Stray cats are quite common in many countries. As natural hunters, they feed themselves and help keep rodents under control. Stray dogs that are as prolific as stray cats are not as common, though, except on the island of Sal, Cape Verde, which is off the coast of West Africa.
Stray dogs roam the beaches and streets of this small island, hanging out together. Portrait and travel photographer Zotlan Kecskes captured the life of Cape Verde's stray dogs while on vacation. Once his initial shock at the sheer number of dogs roaming freely on the island wore off, he went about photographing the story of their lives.
Most of the dogs on the island are medium-sized and many resemble Labradors, according to Cape Verde Info. Their smaller size makes them faster on their feet and more nimble. Probably brought by Portuguese fishermen, these dogs wander without a care during the day and find someplace safe to sleep at night.
With so many wild dogs roaming the island, many are underfed. Some belong to individuals who feed their pets at dusk and dawn. Others, Kecskes observes, "get fed by the tourists."
Those who don't get fed by owners and tourists have to fend for themselves, scavenging food from dumpsters. This has resulted in the hotels pushing the town council to start rounding up the dogs and caging them or putting them down.
Looking for a better solution, Vets for Change has started a sterilization campaign for dogs on Cape Verde. Veterinarians have visited the island eight times, conducting sterilizations and educational sessions. Thus far 3,200 dogs have been treated out of the approximately 5,000 dogs that live there.

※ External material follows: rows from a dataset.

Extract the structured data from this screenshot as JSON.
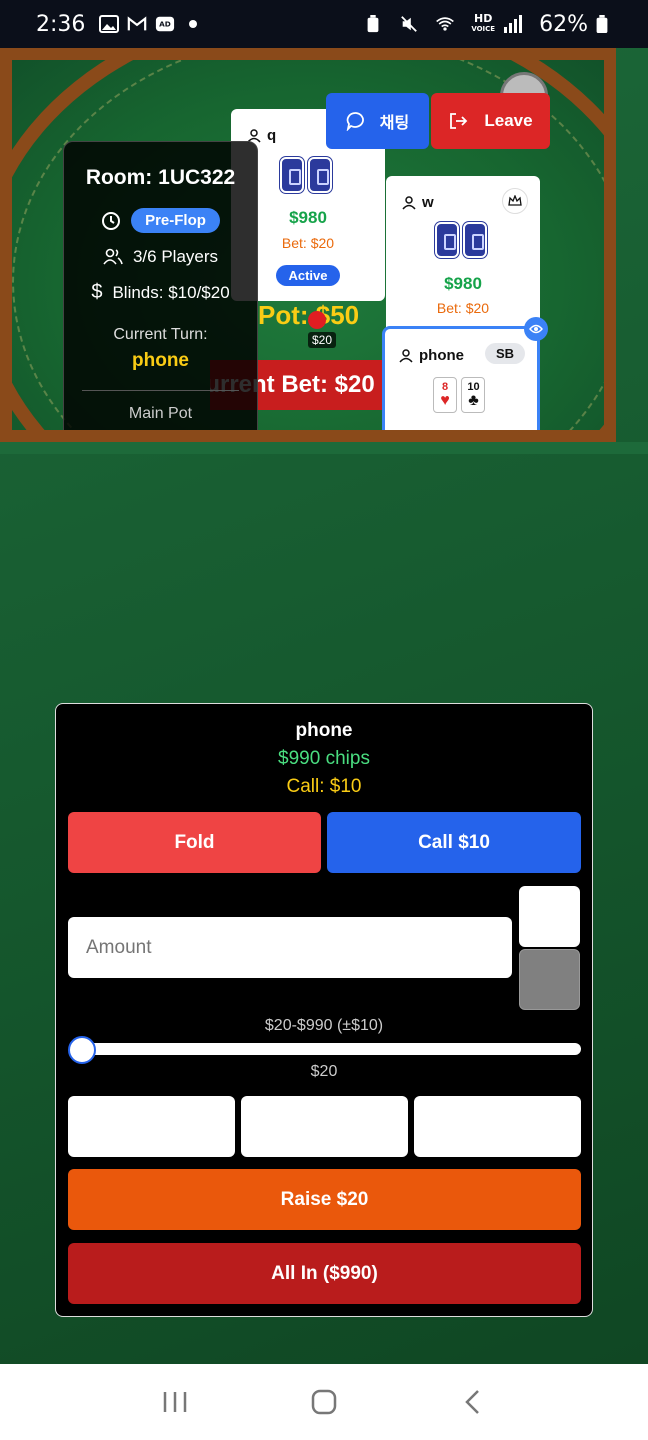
{
  "status_bar": {
    "time": "2:36",
    "hd_top": "HD",
    "hd_bottom": "VOICE",
    "battery": "62%"
  },
  "header_buttons": {
    "chat_label": "채팅",
    "leave_label": "Leave"
  },
  "room": {
    "title": "Room: 1UC322",
    "phase": "Pre-Flop",
    "players": "3/6 Players",
    "blinds": "Blinds: $10/$20",
    "turn_label": "Current Turn:",
    "turn_name": "phone",
    "main_pot": "Main Pot"
  },
  "players": [
    {
      "name": "q",
      "chips": "$980",
      "bet": "Bet: $20",
      "status": "Active"
    },
    {
      "name": "w",
      "chips": "$980",
      "bet": "Bet: $20"
    },
    {
      "name": "phone",
      "position": "SB",
      "cards": [
        {
          "rank": "8",
          "suit": "♥"
        },
        {
          "rank": "10",
          "suit": "♣"
        }
      ]
    }
  ],
  "table": {
    "pot": "Pot: $50",
    "pot_sub": "$20",
    "current_bet": "Current Bet: $20"
  },
  "action_panel": {
    "player_name": "phone",
    "chips": "$990 chips",
    "call_info": "Call: $10",
    "fold_label": "Fold",
    "call_label": "Call $10",
    "amount_placeholder": "Amount",
    "range_label": "$20-$990 (±$10)",
    "slider_value_label": "$20",
    "slider_fraction": 0.0,
    "raise_label": "Raise $20",
    "allin_label": "All In ($990)"
  },
  "colors": {
    "fold": "#ef4444",
    "call": "#2563eb",
    "raise": "#ea580c",
    "allin": "#b91c1c",
    "chips_green": "#4ade80",
    "call_yellow": "#facc15"
  }
}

Because the people of the island "see them as part of everyday life," Kecskes says that the dogs are friendly. During his time on the island, one particular dog stole his heart. "We met him on the first day of our holiday, and he basically stayed with us for the whole time. He waited for us every morning in front of our accommodation, and we spent every day together. We loved him so much we decided to rescue him, and we named him Beau."

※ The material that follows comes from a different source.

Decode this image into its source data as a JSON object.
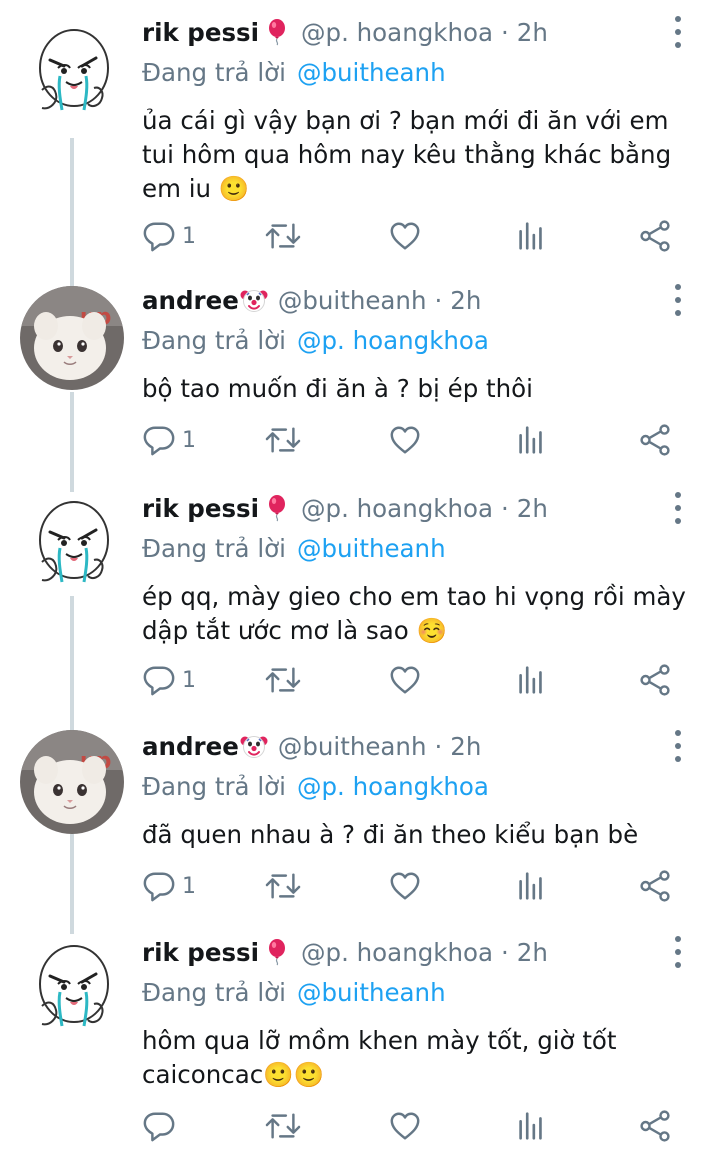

Although Kecskes had to leave Beau in foster care on Cape Verde, he is "counting down the days till we will bring him home to the UK." Beau will walk this beach hungry and alone no more.